Fast cycling- A random idea.
Hey everyone, this is my first post on The Barr Report.
I've read up quite a bit, but cant seem to find some information!
Basically I'm setting up a new tank, well that is to say I set it up on Sunday. And I had an idea for a fast fishless and algae less cycle.
What I decided to do was the following:
Dose the tank with NH3 and NaNO2 at the same time.
My idea was that instead of waiting for the Nitrosomanos bacteria to reach the desired level to feed a decent population of the Nitrobactor bacteria with Nitrites, I'd provide both with their required foods at once, thereby reducing the cycle period.
Also, I turned off the light and added two power-heads that have air intakes, so the water has a high level of oxygen. The lights are off to prevent algae blooms!
Yesterday I squeezed out a sponge filter from the Aqua-Culture department into my tank so I'm hoping the bacteria will attach themselves to available surfaces and be ready to go!
I'm just wondering if this is a good idea, or how I can improve it?
Would adding some Carbon source to the water help the bacteria?
And another thing, what chemicals are used for quantitative tests of Nitrite and Nitrates?

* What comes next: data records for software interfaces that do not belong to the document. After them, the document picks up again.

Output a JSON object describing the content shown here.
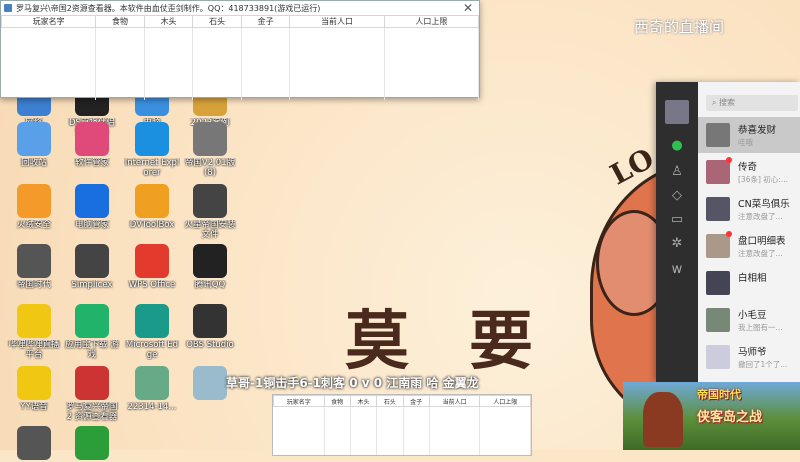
{
  "overlay": {
    "watermark": "西奇的直播间",
    "art_text_lo": "LO",
    "art_text_cn": "莫要",
    "ticker": "草哥-1铜击手6-1刺客 0 v 0 江南雨 哈 金翼龙"
  },
  "tool_window": {
    "title": "罗马复兴\\帝国2资源查看器。本软件由血仗歪剑制作。QQ：418733891(游戏已运行)",
    "close_label": "✕",
    "columns": [
      "玩家名字",
      "食物",
      "木头",
      "石头",
      "金子",
      "当前人口",
      "人口上限"
    ]
  },
  "tool_window_2": {
    "columns": [
      "玩家名字",
      "食物",
      "木头",
      "石头",
      "金子",
      "当前人口",
      "人口上限"
    ]
  },
  "desktop_icons": [
    {
      "label": "网络",
      "icon": "network-icon",
      "color": "#3d7fd0"
    },
    {
      "label": "DS直播伴侣\n安装文件",
      "icon": "live-icon",
      "color": "#222"
    },
    {
      "label": "电脑",
      "icon": "computer-icon",
      "color": "#3a8fe0"
    },
    {
      "label": "2023案例",
      "icon": "folder-icon",
      "color": "#d8a23a"
    },
    {
      "label": "回收站",
      "icon": "recycle-bin-icon",
      "color": "#5aa0e8"
    },
    {
      "label": "软件管家",
      "icon": "app-store-icon",
      "color": "#e04a7a"
    },
    {
      "label": "Internet\nExplorer",
      "icon": "ie-icon",
      "color": "#1b8fe0"
    },
    {
      "label": "帝国V2.01版\n(8)",
      "icon": "game-icon",
      "color": "#777"
    },
    {
      "label": "火绒安全",
      "icon": "shield-icon",
      "color": "#f39a2a"
    },
    {
      "label": "电脑管家",
      "icon": "guard-icon",
      "color": "#1a6fe0"
    },
    {
      "label": "DVToolBox",
      "icon": "toolbox-icon",
      "color": "#f0a020"
    },
    {
      "label": "火星帝国安装文件",
      "icon": "installer-icon",
      "color": "#444"
    },
    {
      "label": "帝国时代",
      "icon": "dragon-icon",
      "color": "#555"
    },
    {
      "label": "Simplicex",
      "icon": "media-icon",
      "color": "#444"
    },
    {
      "label": "WPS Office",
      "icon": "wps-icon",
      "color": "#e23b2e"
    },
    {
      "label": "腾讯QQ",
      "icon": "qq-icon",
      "color": "#222"
    },
    {
      "label": "哔哩哔哩直播\n平台",
      "icon": "bilibili-icon",
      "color": "#f0c814"
    },
    {
      "label": "应用宝下载\n游戏",
      "icon": "android-icon",
      "color": "#21b36a"
    },
    {
      "label": "Microsoft\nEdge",
      "icon": "edge-icon",
      "color": "#1a9b8a"
    },
    {
      "label": "OBS Studio",
      "icon": "obs-icon",
      "color": "#333"
    },
    {
      "label": "YY语音",
      "icon": "yy-icon",
      "color": "#f0c814"
    },
    {
      "label": "罗马复兴帝国2\n资源查看器",
      "icon": "viewer-icon",
      "color": "#c33"
    },
    {
      "label": "22314-14...",
      "icon": "image-icon",
      "color": "#6a8"
    },
    {
      "label": "",
      "icon": "bear-icon",
      "color": "#9bc"
    },
    {
      "label": "",
      "icon": "dragon-icon",
      "color": "#555"
    },
    {
      "label": "",
      "icon": "ie2-icon",
      "color": "#2b9e3a"
    }
  ],
  "chat": {
    "search_placeholder": "搜索",
    "conversations": [
      {
        "name": "恭喜发财",
        "msg": "哇哦",
        "color": "#777",
        "badge": false
      },
      {
        "name": "传奇",
        "msg": "[36条] 初心:...",
        "color": "#a67",
        "badge": true
      },
      {
        "name": "CN菜鸟俱乐",
        "msg": "注意改盘了...",
        "color": "#556",
        "badge": false
      },
      {
        "name": "盘口明细表",
        "msg": "注意改盘了...",
        "color": "#a98",
        "badge": true
      },
      {
        "name": "白相相",
        "msg": "",
        "color": "#445",
        "badge": false
      },
      {
        "name": "小毛豆",
        "msg": "我上图有一...",
        "color": "#787",
        "badge": false
      },
      {
        "name": "马师爷",
        "msg": "撤回了1个了...",
        "color": "#ccd",
        "badge": false
      }
    ]
  },
  "game_banner": {
    "title1": "帝国时代",
    "title2": "侠客岛之战"
  }
}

I'd rather buy the chemicals than some test kits.
If you have access to old sponge filter material that is mature from an existing tank, then swap that out into the new filter media, use the new media for the old tank(it will get colonized really fast in the old mature tank anyway).
The NO2 part might help etc.

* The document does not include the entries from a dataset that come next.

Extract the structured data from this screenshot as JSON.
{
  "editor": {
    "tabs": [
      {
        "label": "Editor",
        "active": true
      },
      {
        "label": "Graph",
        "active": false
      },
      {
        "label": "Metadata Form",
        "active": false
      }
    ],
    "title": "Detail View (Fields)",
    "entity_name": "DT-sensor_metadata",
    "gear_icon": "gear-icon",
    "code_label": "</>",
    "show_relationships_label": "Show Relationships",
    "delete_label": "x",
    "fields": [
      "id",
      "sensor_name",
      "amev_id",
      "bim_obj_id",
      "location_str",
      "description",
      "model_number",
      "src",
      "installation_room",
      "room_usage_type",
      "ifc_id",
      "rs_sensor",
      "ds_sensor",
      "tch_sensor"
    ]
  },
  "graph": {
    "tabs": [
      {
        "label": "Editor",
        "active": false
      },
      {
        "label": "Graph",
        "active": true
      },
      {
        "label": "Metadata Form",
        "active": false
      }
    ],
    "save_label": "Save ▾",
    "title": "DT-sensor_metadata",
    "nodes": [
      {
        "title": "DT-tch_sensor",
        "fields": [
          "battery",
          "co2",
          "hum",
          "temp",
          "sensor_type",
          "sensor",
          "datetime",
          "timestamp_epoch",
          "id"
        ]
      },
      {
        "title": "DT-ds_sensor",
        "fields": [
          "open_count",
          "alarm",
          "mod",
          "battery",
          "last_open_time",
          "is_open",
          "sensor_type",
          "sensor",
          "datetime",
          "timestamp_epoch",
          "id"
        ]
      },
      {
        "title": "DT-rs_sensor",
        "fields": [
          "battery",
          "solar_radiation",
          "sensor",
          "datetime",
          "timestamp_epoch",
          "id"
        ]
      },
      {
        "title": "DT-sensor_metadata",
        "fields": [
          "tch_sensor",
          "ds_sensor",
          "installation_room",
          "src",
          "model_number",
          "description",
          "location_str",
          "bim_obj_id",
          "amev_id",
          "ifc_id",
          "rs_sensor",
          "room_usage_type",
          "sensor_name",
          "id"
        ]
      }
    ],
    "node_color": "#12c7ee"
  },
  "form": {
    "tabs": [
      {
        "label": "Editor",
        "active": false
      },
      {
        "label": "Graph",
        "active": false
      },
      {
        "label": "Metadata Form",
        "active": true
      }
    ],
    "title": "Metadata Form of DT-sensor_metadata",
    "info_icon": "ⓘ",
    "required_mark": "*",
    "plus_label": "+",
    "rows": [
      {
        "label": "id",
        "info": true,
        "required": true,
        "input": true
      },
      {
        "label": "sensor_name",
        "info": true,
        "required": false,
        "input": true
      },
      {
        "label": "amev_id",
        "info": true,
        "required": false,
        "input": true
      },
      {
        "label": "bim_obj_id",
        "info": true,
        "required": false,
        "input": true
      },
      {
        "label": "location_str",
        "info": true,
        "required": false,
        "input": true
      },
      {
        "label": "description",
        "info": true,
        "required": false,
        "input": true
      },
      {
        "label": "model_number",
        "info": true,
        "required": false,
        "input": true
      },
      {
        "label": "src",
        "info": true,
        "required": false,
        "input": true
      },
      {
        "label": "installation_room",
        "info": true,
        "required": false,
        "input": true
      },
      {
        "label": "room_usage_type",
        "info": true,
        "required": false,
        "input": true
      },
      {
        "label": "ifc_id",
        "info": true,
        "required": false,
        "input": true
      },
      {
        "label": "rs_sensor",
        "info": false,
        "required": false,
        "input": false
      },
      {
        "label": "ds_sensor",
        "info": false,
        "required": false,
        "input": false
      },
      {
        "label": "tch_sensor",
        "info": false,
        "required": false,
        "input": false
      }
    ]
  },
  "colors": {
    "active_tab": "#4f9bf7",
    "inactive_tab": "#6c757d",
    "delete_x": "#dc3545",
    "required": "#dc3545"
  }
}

Plant roots from decent planted tanks already have loads of bacteria.
There should never be any cycling anyway
Plants take up NH4 directly, so there's no NO2 if you plant well from the start.
the goal is to grow plants well, you can see them, they look nice, scapes etc, sell them etc, bacteria?
Focus on plants, and simply doing good water changes in the start.
Ah thanks Mr.Barr, so in essence with enough plants cycling is redundant?
With a densely planted tank it is, though the first couple weeks might be a bit rocky. This is why most of us pull intense water changes for the first couple of weeks at least, if not more.
I find seeding filters from more sparsely planted tanks. I use it for any tanks, even the densely planted ones, just to make life a bit easier.
I'd keep an eye on the Na levels in your calculations; 1ppm NO2 will mean .4997ppm Na. If you're planning on doing it fishless and spiking the NO2 up high in the 50-100 range, you may find it does some harm to plants as well.
You got it!
Originally Posted by Theos
Same with adding the mulmly filth from an old sponge/filter media, adds precisely what is missing from a new aquarium.